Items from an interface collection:
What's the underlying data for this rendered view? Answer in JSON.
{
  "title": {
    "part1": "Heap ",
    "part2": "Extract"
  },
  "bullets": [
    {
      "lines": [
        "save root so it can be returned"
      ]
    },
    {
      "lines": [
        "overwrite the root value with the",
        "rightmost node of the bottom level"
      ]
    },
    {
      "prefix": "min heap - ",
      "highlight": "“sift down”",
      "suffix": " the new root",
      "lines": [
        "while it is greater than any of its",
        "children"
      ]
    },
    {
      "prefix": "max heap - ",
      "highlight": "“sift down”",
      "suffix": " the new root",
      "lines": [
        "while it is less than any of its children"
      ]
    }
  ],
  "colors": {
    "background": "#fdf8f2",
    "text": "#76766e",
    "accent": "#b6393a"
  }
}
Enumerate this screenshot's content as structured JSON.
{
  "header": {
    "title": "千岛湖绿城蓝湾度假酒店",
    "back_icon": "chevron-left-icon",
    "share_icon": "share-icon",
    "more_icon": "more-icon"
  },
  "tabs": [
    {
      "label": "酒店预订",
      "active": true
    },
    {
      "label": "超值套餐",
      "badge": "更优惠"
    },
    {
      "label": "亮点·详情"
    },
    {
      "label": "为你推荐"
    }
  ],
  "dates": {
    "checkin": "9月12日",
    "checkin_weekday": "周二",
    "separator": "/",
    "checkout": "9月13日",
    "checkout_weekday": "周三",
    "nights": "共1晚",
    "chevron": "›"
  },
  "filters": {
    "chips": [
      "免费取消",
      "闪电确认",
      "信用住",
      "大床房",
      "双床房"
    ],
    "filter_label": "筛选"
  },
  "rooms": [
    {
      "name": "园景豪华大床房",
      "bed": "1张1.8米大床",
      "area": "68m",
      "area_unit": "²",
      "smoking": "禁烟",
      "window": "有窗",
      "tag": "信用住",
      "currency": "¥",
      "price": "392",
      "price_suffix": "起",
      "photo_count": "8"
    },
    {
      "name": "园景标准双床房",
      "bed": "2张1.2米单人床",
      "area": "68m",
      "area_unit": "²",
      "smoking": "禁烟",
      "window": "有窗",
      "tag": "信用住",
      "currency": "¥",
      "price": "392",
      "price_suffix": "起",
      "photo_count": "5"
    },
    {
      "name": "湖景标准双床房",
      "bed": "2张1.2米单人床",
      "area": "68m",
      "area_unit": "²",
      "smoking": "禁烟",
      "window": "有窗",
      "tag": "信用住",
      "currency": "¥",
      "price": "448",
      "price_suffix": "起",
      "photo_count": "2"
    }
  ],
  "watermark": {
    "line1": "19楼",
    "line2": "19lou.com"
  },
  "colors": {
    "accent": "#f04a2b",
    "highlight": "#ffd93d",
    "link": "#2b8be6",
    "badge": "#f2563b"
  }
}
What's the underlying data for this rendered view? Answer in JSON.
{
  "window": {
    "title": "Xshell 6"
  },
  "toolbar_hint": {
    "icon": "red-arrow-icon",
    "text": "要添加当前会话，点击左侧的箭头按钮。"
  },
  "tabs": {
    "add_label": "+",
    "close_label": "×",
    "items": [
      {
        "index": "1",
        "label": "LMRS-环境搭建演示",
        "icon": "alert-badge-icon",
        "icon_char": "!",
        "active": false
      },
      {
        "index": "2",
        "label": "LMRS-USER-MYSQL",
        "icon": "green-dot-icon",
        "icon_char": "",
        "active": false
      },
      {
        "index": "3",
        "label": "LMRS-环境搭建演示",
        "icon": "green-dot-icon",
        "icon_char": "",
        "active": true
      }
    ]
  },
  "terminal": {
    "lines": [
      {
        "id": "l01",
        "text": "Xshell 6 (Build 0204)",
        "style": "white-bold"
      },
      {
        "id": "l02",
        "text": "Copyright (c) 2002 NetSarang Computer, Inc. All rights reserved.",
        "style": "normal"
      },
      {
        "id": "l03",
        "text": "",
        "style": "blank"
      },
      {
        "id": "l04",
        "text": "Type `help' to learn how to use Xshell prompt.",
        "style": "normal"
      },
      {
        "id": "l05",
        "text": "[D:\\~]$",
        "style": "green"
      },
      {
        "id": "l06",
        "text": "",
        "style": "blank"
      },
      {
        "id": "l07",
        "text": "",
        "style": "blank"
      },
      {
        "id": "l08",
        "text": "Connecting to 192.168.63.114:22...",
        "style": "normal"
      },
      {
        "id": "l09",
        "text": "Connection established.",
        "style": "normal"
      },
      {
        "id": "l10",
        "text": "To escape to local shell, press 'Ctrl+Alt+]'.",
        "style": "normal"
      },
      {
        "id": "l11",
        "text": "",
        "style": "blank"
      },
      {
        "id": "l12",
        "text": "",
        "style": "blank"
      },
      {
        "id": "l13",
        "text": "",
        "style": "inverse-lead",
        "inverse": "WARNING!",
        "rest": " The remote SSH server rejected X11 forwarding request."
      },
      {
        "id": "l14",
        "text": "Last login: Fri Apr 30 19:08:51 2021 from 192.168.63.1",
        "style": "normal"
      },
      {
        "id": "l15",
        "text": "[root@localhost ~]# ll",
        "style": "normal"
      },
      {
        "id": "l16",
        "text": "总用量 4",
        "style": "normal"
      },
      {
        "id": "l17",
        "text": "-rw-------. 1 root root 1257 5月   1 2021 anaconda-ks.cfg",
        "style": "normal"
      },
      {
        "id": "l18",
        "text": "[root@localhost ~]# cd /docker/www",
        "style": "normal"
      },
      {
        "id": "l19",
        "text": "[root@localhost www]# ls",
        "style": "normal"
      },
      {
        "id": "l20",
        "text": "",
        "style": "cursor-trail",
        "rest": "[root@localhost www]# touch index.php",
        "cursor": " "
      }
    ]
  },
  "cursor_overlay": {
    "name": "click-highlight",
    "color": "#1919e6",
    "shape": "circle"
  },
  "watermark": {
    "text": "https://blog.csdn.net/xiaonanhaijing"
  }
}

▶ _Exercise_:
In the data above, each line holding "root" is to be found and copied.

▶ _Task output_:
        "save root so it can be returned"
        "overwrite the root value with the",
      "suffix": " the new root",
      "suffix": " the new root",
        "text": "[root@localhost ~]# ll",
        "text": "-rw-------. 1 root root 1257 5月   1 2021 anaconda-ks.cfg",
        "text": "[root@localhost ~]# cd /docker/www",
        "text": "[root@localhost www]# ls",
        "rest": "[root@localhost www]# touch index.php",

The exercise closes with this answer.